So much for the skeleton outline of a brief and seemingly uneventful life. The diary constitutes the flesh and blood and brain of the man who lived it. What his contemporaries could not have suspected, and what we have yet to acknowledge even after the publication in 1952 of Strong’s magnificently edited diary, is the loss to American letters when his eminent-lawyer father virtually pushed his son (enamored of literature, the fine arts, and science) into the “wilderness” of the law.

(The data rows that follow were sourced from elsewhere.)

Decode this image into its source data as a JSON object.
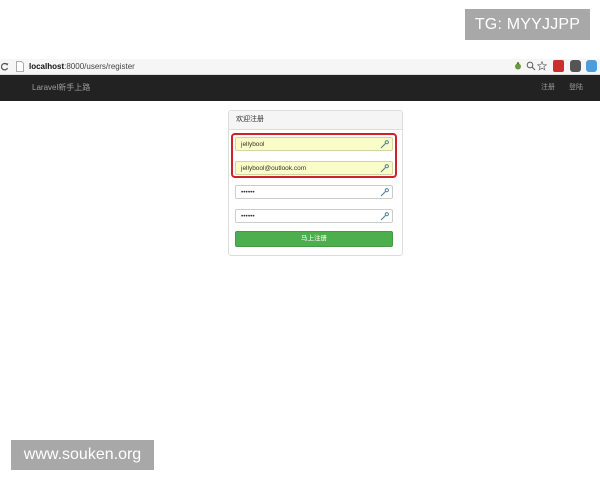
{
  "watermark": {
    "top_text": "TG: MYYJJPP",
    "bottom_text": "www.souken.org"
  },
  "browser": {
    "address_host": "localhost",
    "address_rest": ":8000/users/register",
    "icons": [
      "reload-icon",
      "page-icon",
      "extension-bug-icon",
      "search-icon",
      "star-icon",
      "extension-fb-icon",
      "pocket-icon",
      "shield-icon"
    ]
  },
  "navbar": {
    "brand": "Laravel新手上路",
    "register": "注册",
    "login": "登陆"
  },
  "form": {
    "heading": "欢迎注册",
    "username_value": "jellybool",
    "email_value": "jellybool@outlook.com",
    "password_value": "••••••",
    "confirm_value": "••••••",
    "submit_label": "马上注册"
  },
  "colors": {
    "navbar_bg": "#222222",
    "autofill_bg": "#fafcc8",
    "highlight": "#d0202a",
    "button_green": "#4cae4c"
  }
}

Strong’s diary is an astonishing literary achievement as well as a treasure trove for pillaging historians. To see him merely as a colorful eyewitness of his times, a source for pungent quotations, is grossly to undervalue him. He also happens to be the most readable and brilliant of the nineteenthcentury American diarists (the “diary” being distinguished from the less topical “commonplace book” or “journal” kept by introspective Yankees like Emerson and Thoreau), a kind of novelist manqué , a satirist and humorist of high order, and an alert reporter in the tradition of Pepys, his self-acknowledged prototype. His unmatchable forty-year commentary on wars, scandals, books, concerts, fires, fads, riots, social events, politics, and personalities reveals, as the critic P. A. Spaulding said, the “minor but unmistakeable share of genius” that marks the work of the authentic diarist.

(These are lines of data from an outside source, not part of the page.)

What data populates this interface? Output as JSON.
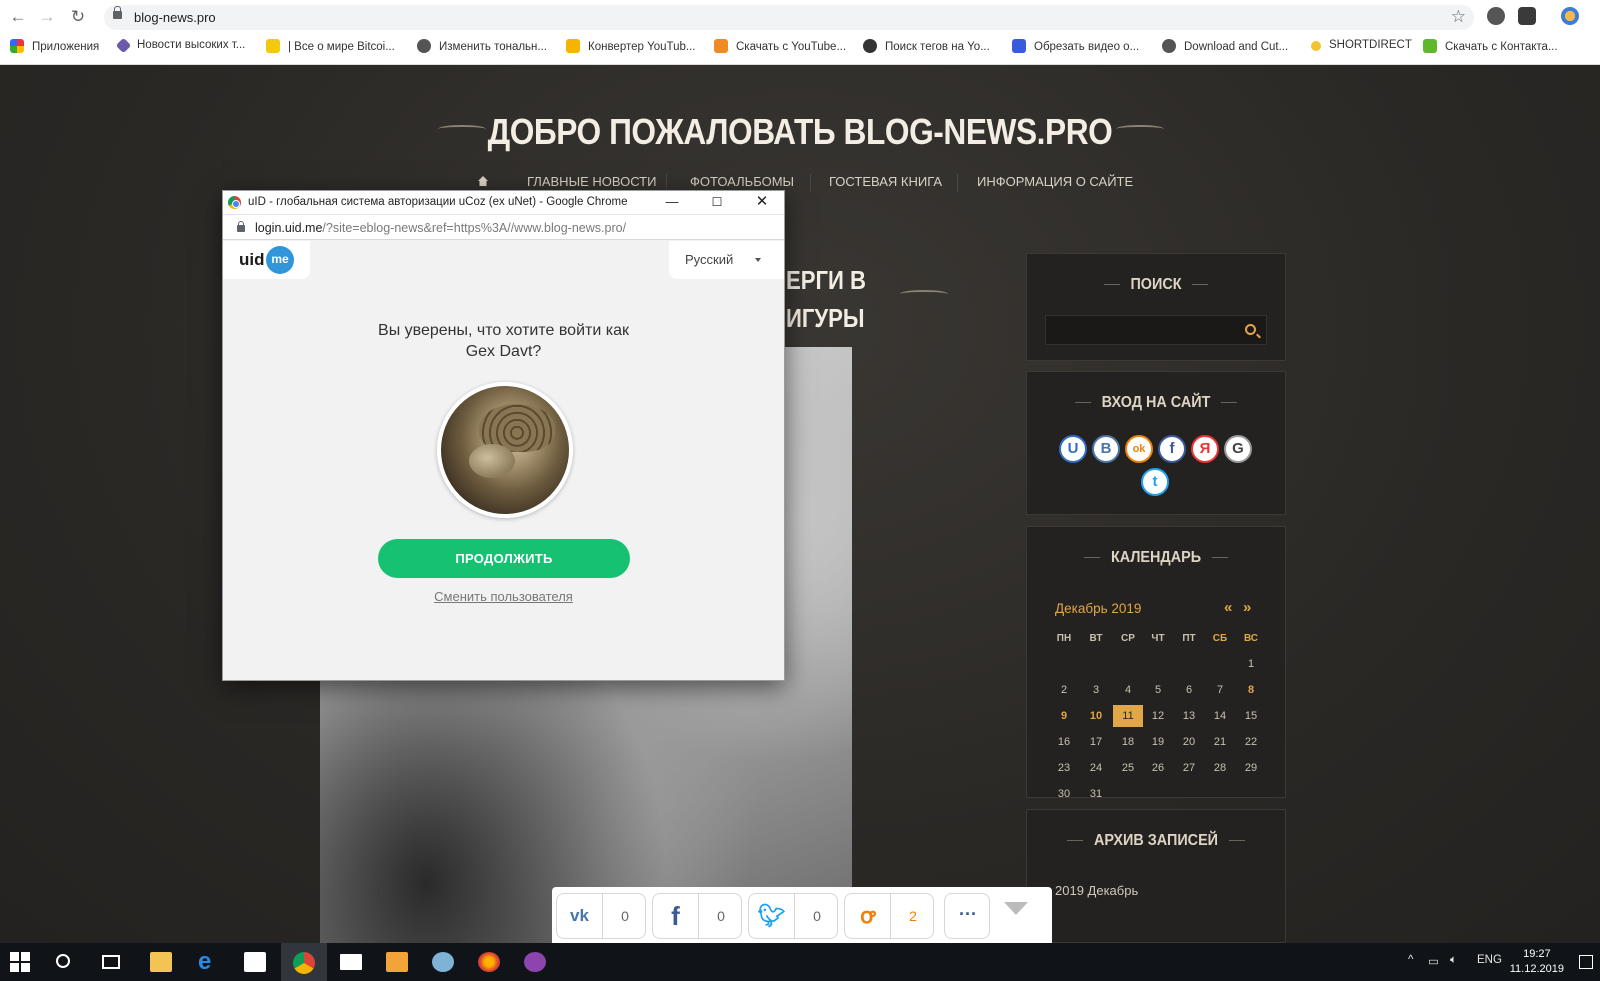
{
  "browser": {
    "url": "blog-news.pro",
    "bookmarks": [
      "Приложения",
      "Новости высоких т...",
      "| Все о мире Bitcoi...",
      "Изменить тональн...",
      "Конвертер YouTub...",
      "Скачать с YouTube...",
      "Поиск тегов на Yo...",
      "Обрезать видео о...",
      "Download and Cut...",
      "SHORTDIRECT",
      "Скачать с Контакта..."
    ]
  },
  "site": {
    "title": "ДОБРО ПОЖАЛОВАТЬ BLOG-NEWS.PRO",
    "nav": [
      "ГЛАВНЫЕ НОВОСТИ",
      "ФОТОАЛЬБОМЫ",
      "ГОСТЕВАЯ КНИГА",
      "ИНФОРМАЦИЯ О САЙТЕ"
    ],
    "article_title_lines": [
      "ЕРГИ В",
      "ИГУРЫ"
    ],
    "sidebar": {
      "search_title": "ПОИСК",
      "login_title": "ВХОД НА САЙТ",
      "social": [
        "U",
        "B",
        "ok",
        "f",
        "Я",
        "G",
        "t"
      ],
      "calendar_title": "КАЛЕНДАРЬ",
      "calendar_month": "Декабрь 2019",
      "calendar_prev": "«",
      "calendar_next": "»",
      "weekdays": [
        "ПН",
        "ВТ",
        "СР",
        "ЧТ",
        "ПТ",
        "СБ",
        "ВС"
      ],
      "archive_title": "АРХИВ ЗАПИСЕЙ",
      "archive_item": "2019 Декабрь"
    }
  },
  "share": {
    "vk_count": "0",
    "fb_count": "0",
    "tw_count": "0",
    "ok_count": "2",
    "more": "···"
  },
  "popup": {
    "window_title": "uID - глобальная система авторизации uCoz (ex uNet) - Google Chrome",
    "url_host": "login.uid.me",
    "url_path": "/?site=eblog-news&ref=https%3A//www.blog-news.pro/",
    "logo_text": "uid",
    "logo_badge": "me",
    "language": "Русский",
    "question_line1": "Вы уверены, что хотите войти как",
    "question_line2": "Gex Davt?",
    "continue_label": "ПРОДОЛЖИТЬ",
    "switch_user_label": "Сменить пользователя"
  },
  "taskbar": {
    "lang": "ENG",
    "time": "19:27",
    "date": "11.12.2019"
  }
}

Strong’s diary is not only the richest and most informative day-to-day account of American life in the nineteenth century but also the candid autobiography of a representative type—the New Yorker as gentleman, the Federalist-Whig conservative tinctured with the prejudices of a class that Edith Wharton was later to anatomize. A classic example of the inner-directed man, Strong emerges from a priggish and precocious adolescence (the diary begins in his fifteenth year) into a troubled maturity. As he registers the vibrations of his times, he holds himself up to self-examination, revises or abandons some of his firmly held opinions, and stubbornly clings to cherished biases. His diary is at once the story of a man’s education and an illustration of how public events can temper or dissolve convictions. The great event of Strong’s lifetime was the Civil War. During the years immediately preceding it, and the war years themselves, he came to terms with himself and his country.
Taking a hard look at himself on his fiftieth birthday, in 1870, Strong gloomily wrote: “Fifty years ago this day, January 26, 1820, was born at No. 50 Franklin Street, in the city of New York, a squalling brat, whose babyhood — being both croupy and colicky—required special vigilance and occasional anxiety and care worthy a better cause. The amount expended on him in doctor bills, druggist bills, and catnip tea might probably have been better invested. At compound interest it would have swollen into a small fortune by this time. This blessed baby has now drifted through nearly his whole life without praiseworthy service to church or state or appreciable benefit to anybody. He has manufactured good resolutions by the cartload, but they have proved an inferior article. He will probably continue to the end a more or less ‘respectable’ and decorous dunce and drone. Perhaps he may think himself lucky if he gets through without falling below even that standard. The alms-house is always visible in ‘the middle distance.’ ”